The unemployed and those who were unable to support themselves were sent to the Workhouse. The workhouse offered employment, food and shelter. Men, women and children were separated within the workhouse, meaning that families were only allowed to see each other for 30 minutes on a Sunday. The workhouse also housed the sick, orphaned and disabled as it was a preferable situation to living on the streets. Although children were educated within the workhouse, they were not taught how to read and write; the two main skills desired by employers. There was significant stigma surrounding the Workhouse as many felt it made them appear poor and helpless. Whilst in the Workhouse, the inmates were expected to work for their keep, often undertaking gruelling and hard labour. See resources below for more information.
WORKHOUSE, SEPARATION, LABOUR, DETERRENT, IDLENESS, EDUCATION, PICKING OAKUM, WORKING CONDITIONS, OLIVER TWIST.
Lesson 5- Rich and Poor Homes

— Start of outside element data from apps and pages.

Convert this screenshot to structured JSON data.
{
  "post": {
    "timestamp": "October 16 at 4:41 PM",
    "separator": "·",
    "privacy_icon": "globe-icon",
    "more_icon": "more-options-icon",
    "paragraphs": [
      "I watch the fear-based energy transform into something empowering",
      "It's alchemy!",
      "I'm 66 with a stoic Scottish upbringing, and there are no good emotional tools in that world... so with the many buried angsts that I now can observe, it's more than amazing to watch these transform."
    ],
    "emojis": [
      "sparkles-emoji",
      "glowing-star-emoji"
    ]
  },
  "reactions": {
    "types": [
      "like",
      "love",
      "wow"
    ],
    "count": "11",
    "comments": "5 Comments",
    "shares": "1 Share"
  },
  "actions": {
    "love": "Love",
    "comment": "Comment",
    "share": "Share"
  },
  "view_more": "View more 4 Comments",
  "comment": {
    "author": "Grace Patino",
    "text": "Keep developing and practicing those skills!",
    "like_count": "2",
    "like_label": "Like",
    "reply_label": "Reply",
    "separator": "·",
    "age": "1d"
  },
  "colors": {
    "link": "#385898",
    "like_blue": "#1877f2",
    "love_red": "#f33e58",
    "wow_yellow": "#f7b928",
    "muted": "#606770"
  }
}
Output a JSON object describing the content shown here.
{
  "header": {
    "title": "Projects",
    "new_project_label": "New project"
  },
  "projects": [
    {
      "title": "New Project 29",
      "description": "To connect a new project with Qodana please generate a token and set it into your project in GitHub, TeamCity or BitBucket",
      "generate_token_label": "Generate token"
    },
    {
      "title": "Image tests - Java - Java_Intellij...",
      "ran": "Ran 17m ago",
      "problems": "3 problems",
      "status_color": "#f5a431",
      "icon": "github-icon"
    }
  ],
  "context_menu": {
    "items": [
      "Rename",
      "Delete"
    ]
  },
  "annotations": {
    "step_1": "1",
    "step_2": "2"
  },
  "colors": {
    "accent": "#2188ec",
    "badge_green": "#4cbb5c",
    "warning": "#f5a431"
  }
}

Poor families who lived in cities often lived in slums, and those who lived in rural areas would have lived in small cottages, sharing them with many people. There was rarely enough money for food let alone toys for the children. Such poor living circumstances resulted in many children having to work to support their families. In such houses there was no running water or toilets so houses would have to share a water pump (which were often polluted) as well as a toilet. In contrast, the rich lived in town houses with many bedrooms and often living quarters for their servants. See resources below for more information.
Due to the development and expansion of the railways, it was easier for families to go on holiday because they could reach their destination more quickly. The seaside was a popular destination because it offered a welcome break from the busy and polluted cities. When visiting the seaside, families played on the beach, swam in the sea, watched Punch and Judy shows, rode donkeys and ate ice cream, very similar to now. Women got changed in bathing machines which were rolled down to the shore line to maintain their modesty in front of the men on the beach. See resources below for more information.
This lesson is a court case which debates the statement: Life was better in the Victorian times than the Twenty First Century. This will draw upon information learnt in previous lessons.
DfE (2014) The National Curriculum, History Programmes of Study, Key Stages 1 and 2. [Online] https://www.gov.uk/government/uploads/system/uploads/attachment_data/file/239035/PRIMARY_national_curriculum_-_History.pdf [Accessed 15/03/2014]
DfEE (1999) The National Curriculum, Handbook for Primary Teachers in England. London: Department for Education and Employment.